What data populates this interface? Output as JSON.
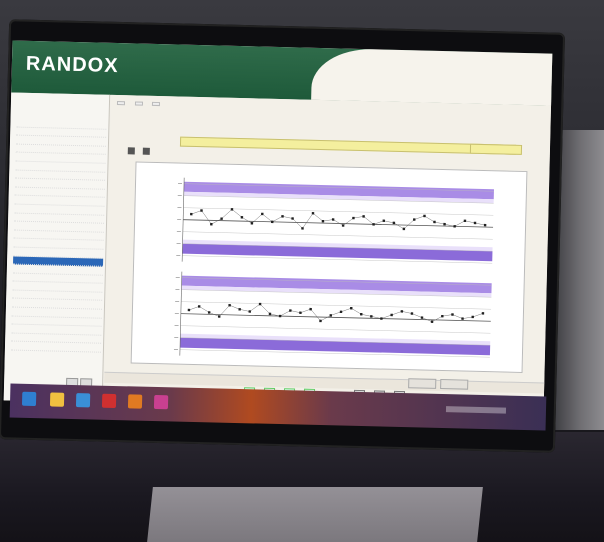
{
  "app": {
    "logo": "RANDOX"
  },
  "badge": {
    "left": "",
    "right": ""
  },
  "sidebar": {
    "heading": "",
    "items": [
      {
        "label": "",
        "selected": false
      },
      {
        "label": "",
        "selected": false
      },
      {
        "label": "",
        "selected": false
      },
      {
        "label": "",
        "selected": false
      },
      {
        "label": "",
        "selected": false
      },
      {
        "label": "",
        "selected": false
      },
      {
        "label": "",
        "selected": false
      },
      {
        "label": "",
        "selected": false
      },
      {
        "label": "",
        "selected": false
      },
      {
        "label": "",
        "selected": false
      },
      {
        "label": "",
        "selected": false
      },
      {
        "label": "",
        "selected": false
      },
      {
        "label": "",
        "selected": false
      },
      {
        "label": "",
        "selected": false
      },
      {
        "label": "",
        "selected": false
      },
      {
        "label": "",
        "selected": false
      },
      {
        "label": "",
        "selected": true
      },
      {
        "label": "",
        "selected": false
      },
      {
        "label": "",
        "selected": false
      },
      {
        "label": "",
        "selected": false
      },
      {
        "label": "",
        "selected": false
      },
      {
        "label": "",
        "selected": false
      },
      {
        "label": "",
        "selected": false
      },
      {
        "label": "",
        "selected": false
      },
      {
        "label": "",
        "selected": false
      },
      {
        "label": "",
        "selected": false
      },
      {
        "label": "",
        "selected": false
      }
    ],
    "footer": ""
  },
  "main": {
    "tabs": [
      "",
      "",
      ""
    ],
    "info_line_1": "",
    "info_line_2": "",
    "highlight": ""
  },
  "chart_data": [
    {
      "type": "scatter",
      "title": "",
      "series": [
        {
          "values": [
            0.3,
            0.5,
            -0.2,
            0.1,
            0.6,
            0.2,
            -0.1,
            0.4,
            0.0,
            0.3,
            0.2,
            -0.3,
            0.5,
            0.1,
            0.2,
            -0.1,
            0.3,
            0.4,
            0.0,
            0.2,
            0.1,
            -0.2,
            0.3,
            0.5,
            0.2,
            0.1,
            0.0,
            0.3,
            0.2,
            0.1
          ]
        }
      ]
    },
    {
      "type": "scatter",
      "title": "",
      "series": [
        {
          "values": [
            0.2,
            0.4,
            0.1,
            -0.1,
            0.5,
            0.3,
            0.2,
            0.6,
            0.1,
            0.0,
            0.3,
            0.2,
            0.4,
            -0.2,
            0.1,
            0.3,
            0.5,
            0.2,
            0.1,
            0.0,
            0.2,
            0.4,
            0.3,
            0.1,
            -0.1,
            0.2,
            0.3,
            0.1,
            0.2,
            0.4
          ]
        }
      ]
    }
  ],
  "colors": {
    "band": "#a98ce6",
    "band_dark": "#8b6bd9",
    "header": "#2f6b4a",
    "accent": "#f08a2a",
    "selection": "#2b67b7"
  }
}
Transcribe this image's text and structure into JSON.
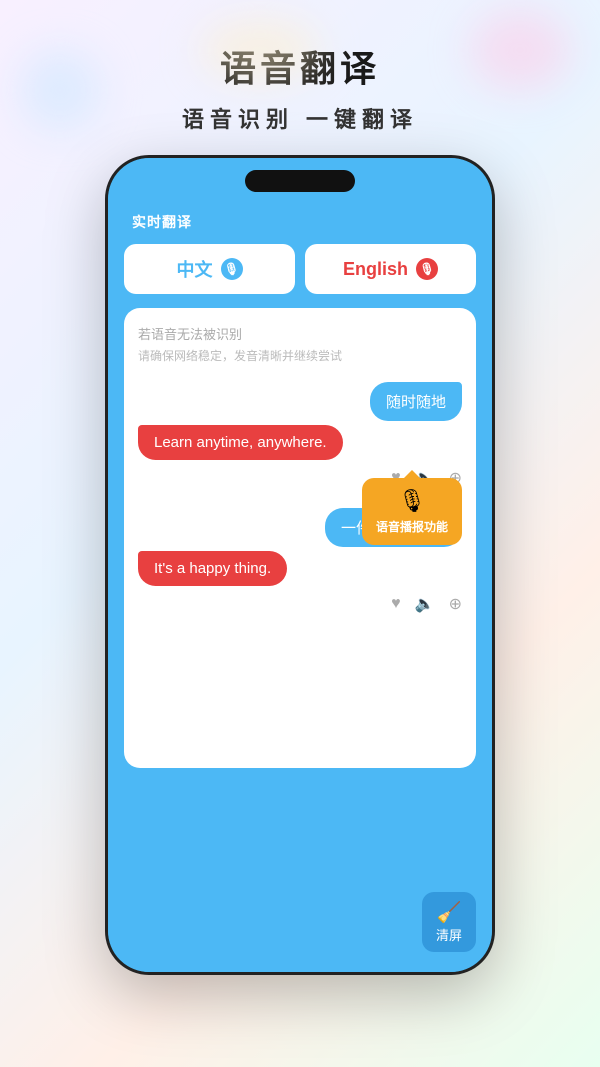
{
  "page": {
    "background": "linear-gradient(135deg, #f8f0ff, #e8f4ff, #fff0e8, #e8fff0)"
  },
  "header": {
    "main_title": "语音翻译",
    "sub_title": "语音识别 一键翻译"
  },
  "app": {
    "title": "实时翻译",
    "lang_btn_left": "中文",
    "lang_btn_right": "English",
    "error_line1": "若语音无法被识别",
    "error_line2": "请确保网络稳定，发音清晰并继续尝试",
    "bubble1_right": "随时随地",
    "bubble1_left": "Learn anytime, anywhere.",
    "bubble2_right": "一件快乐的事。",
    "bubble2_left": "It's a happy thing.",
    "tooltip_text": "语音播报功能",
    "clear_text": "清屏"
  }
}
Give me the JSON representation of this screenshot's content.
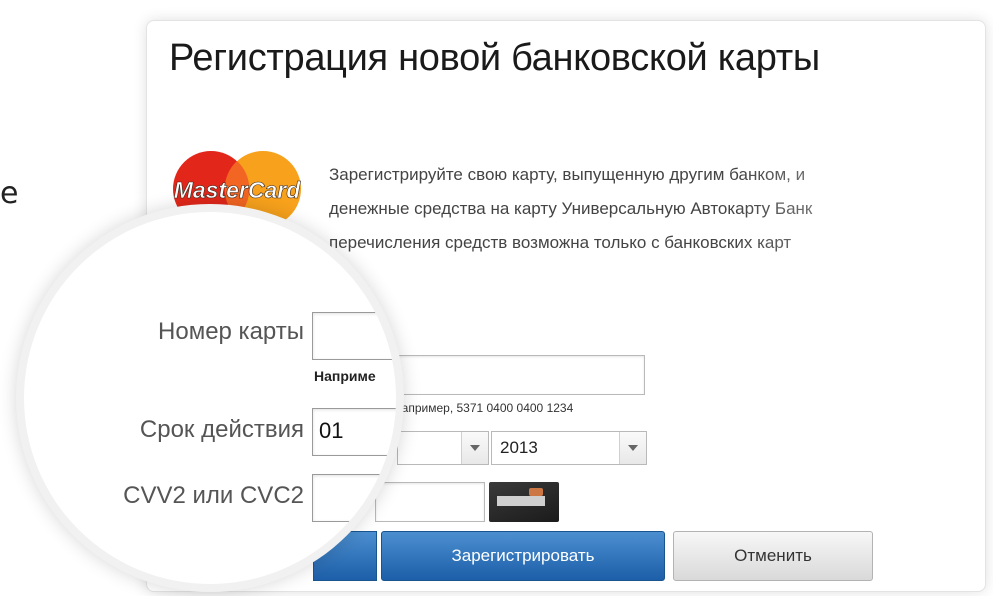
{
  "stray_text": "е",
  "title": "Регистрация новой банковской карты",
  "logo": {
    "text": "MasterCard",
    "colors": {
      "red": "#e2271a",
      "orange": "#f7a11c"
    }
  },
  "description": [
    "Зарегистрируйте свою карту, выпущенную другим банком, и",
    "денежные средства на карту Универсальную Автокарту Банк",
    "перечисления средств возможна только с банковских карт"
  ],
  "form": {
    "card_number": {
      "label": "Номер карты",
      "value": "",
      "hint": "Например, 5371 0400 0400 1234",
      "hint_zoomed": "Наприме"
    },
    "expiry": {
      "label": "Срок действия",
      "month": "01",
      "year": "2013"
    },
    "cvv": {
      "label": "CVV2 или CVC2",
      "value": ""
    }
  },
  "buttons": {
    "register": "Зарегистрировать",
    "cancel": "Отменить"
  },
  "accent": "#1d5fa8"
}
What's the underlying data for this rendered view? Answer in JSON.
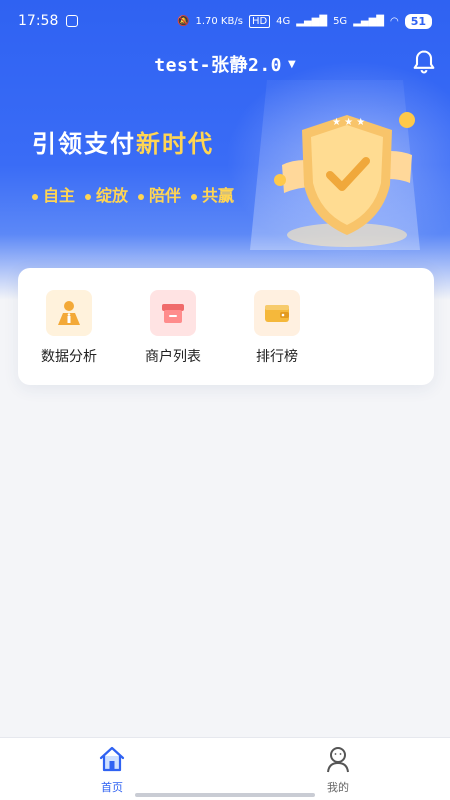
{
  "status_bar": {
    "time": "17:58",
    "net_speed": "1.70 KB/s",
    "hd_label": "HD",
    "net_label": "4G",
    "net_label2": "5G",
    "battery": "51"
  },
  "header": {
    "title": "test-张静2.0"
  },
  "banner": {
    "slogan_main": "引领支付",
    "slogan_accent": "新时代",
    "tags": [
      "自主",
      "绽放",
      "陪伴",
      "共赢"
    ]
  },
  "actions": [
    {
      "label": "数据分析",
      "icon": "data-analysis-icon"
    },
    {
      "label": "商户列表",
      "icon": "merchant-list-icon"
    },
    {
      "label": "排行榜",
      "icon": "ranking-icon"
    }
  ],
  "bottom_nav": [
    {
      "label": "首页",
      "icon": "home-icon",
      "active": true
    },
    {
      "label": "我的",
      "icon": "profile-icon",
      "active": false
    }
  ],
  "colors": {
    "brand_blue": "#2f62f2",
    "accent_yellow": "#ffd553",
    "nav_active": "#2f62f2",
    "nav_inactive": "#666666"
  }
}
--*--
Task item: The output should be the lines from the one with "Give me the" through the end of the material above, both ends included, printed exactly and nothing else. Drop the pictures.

Exercise output:
Give me the JSON representation of this screenshot's content.
{
  "stray_text": "е",
  "title": "Регистрация новой банковской карты",
  "logo": {
    "text": "MasterCard",
    "colors": {
      "red": "#e2271a",
      "orange": "#f7a11c"
    }
  },
  "description": [
    "Зарегистрируйте свою карту, выпущенную другим банком, и",
    "денежные средства на карту Универсальную Автокарту Банк",
    "перечисления средств возможна только с банковских карт"
  ],
  "form": {
    "card_number": {
      "label": "Номер карты",
      "value": "",
      "hint": "Например, 5371 0400 0400 1234",
      "hint_zoomed": "Наприме"
    },
    "expiry": {
      "label": "Срок действия",
      "month": "01",
      "year": "2013"
    },
    "cvv": {
      "label": "CVV2 или CVC2",
      "value": ""
    }
  },
  "buttons": {
    "register": "Зарегистрировать",
    "cancel": "Отменить"
  },
  "accent": "#1d5fa8"
}
What's the underlying data for this rendered view? Answer in JSON.
{
  "status_bar": {
    "time": "17:58",
    "net_speed": "1.70 KB/s",
    "hd_label": "HD",
    "net_label": "4G",
    "net_label2": "5G",
    "battery": "51"
  },
  "header": {
    "title": "test-张静2.0"
  },
  "banner": {
    "slogan_main": "引领支付",
    "slogan_accent": "新时代",
    "tags": [
      "自主",
      "绽放",
      "陪伴",
      "共赢"
    ]
  },
  "actions": [
    {
      "label": "数据分析",
      "icon": "data-analysis-icon"
    },
    {
      "label": "商户列表",
      "icon": "merchant-list-icon"
    },
    {
      "label": "排行榜",
      "icon": "ranking-icon"
    }
  ],
  "bottom_nav": [
    {
      "label": "首页",
      "icon": "home-icon",
      "active": true
    },
    {
      "label": "我的",
      "icon": "profile-icon",
      "active": false
    }
  ],
  "colors": {
    "brand_blue": "#2f62f2",
    "accent_yellow": "#ffd553",
    "nav_active": "#2f62f2",
    "nav_inactive": "#666666"
  }
}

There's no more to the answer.